• _Provided data_:
+--

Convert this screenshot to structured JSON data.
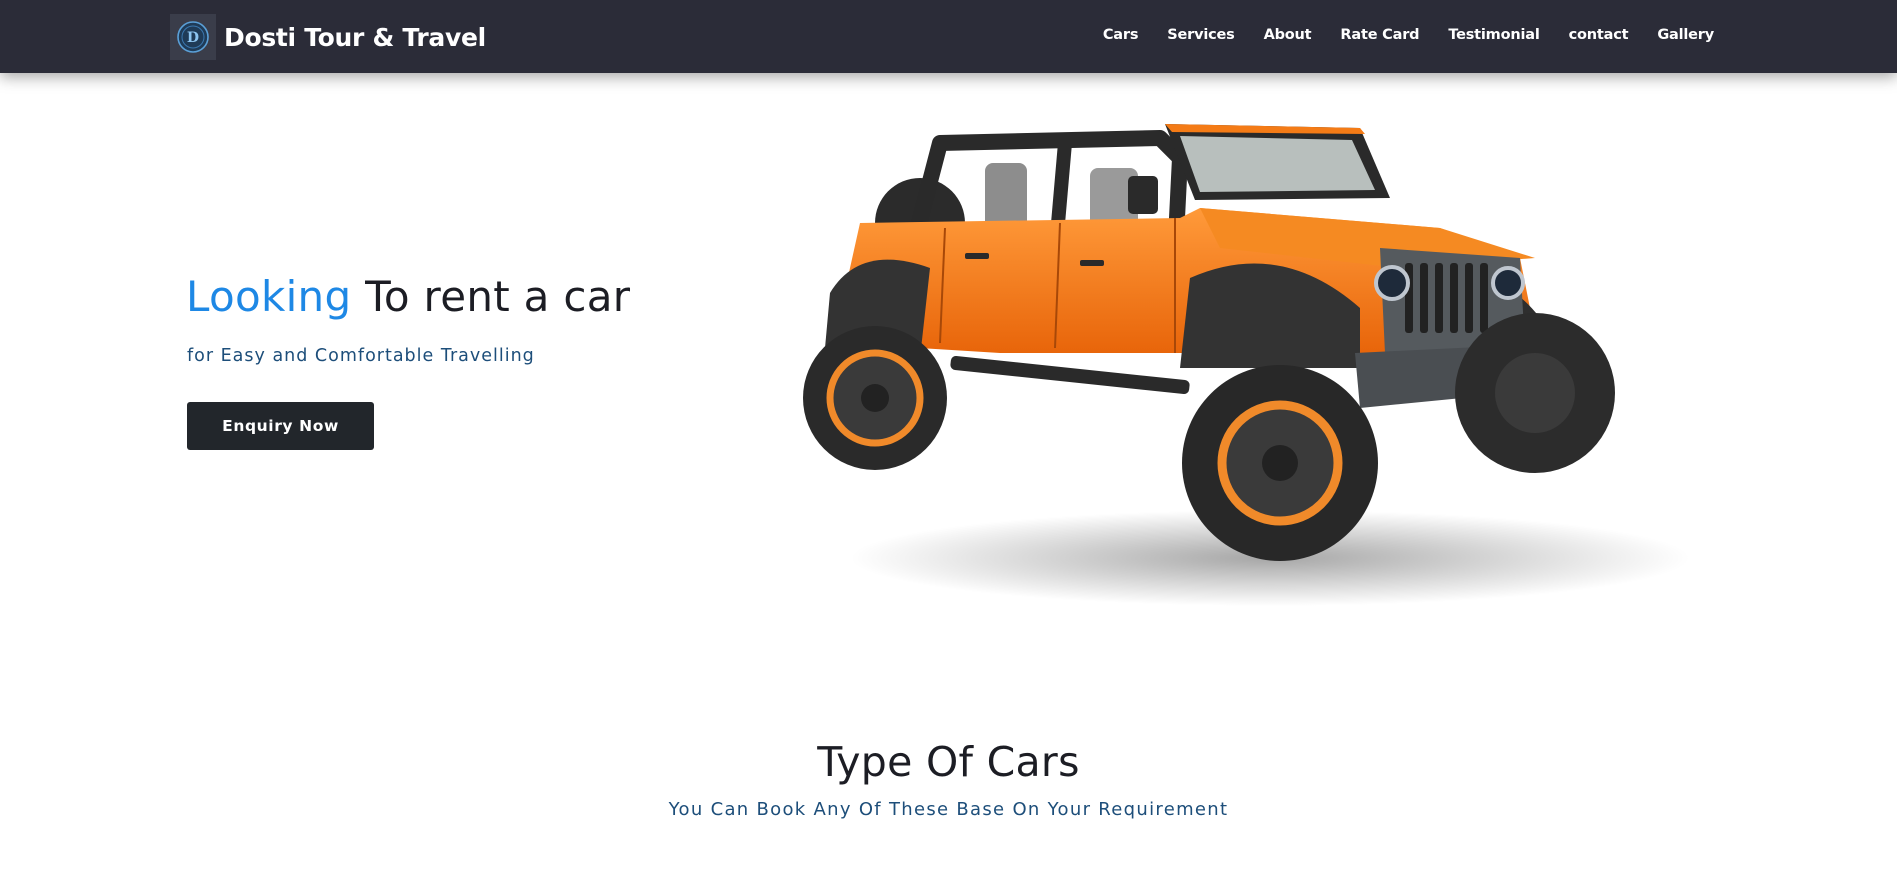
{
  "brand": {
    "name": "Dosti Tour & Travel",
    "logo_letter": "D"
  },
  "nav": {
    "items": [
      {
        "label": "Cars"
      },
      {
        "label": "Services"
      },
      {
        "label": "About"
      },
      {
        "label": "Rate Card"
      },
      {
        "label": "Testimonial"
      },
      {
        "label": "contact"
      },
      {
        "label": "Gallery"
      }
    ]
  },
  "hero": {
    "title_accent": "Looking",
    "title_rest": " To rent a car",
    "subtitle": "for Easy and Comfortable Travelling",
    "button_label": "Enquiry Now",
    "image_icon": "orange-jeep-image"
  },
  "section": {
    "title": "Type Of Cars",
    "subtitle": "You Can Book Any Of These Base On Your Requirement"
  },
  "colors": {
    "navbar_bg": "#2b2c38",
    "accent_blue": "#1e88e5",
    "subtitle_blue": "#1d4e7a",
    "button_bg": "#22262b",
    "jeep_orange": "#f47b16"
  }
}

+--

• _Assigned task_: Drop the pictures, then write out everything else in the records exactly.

• _Exercise solution_:
Convert this screenshot to structured JSON data.
{
  "brand": {
    "name": "Dosti Tour & Travel",
    "logo_letter": "D"
  },
  "nav": {
    "items": [
      {
        "label": "Cars"
      },
      {
        "label": "Services"
      },
      {
        "label": "About"
      },
      {
        "label": "Rate Card"
      },
      {
        "label": "Testimonial"
      },
      {
        "label": "contact"
      },
      {
        "label": "Gallery"
      }
    ]
  },
  "hero": {
    "title_accent": "Looking",
    "title_rest": " To rent a car",
    "subtitle": "for Easy and Comfortable Travelling",
    "button_label": "Enquiry Now",
    "image_icon": "orange-jeep-image"
  },
  "section": {
    "title": "Type Of Cars",
    "subtitle": "You Can Book Any Of These Base On Your Requirement"
  },
  "colors": {
    "navbar_bg": "#2b2c38",
    "accent_blue": "#1e88e5",
    "subtitle_blue": "#1d4e7a",
    "button_bg": "#22262b",
    "jeep_orange": "#f47b16"
  }
}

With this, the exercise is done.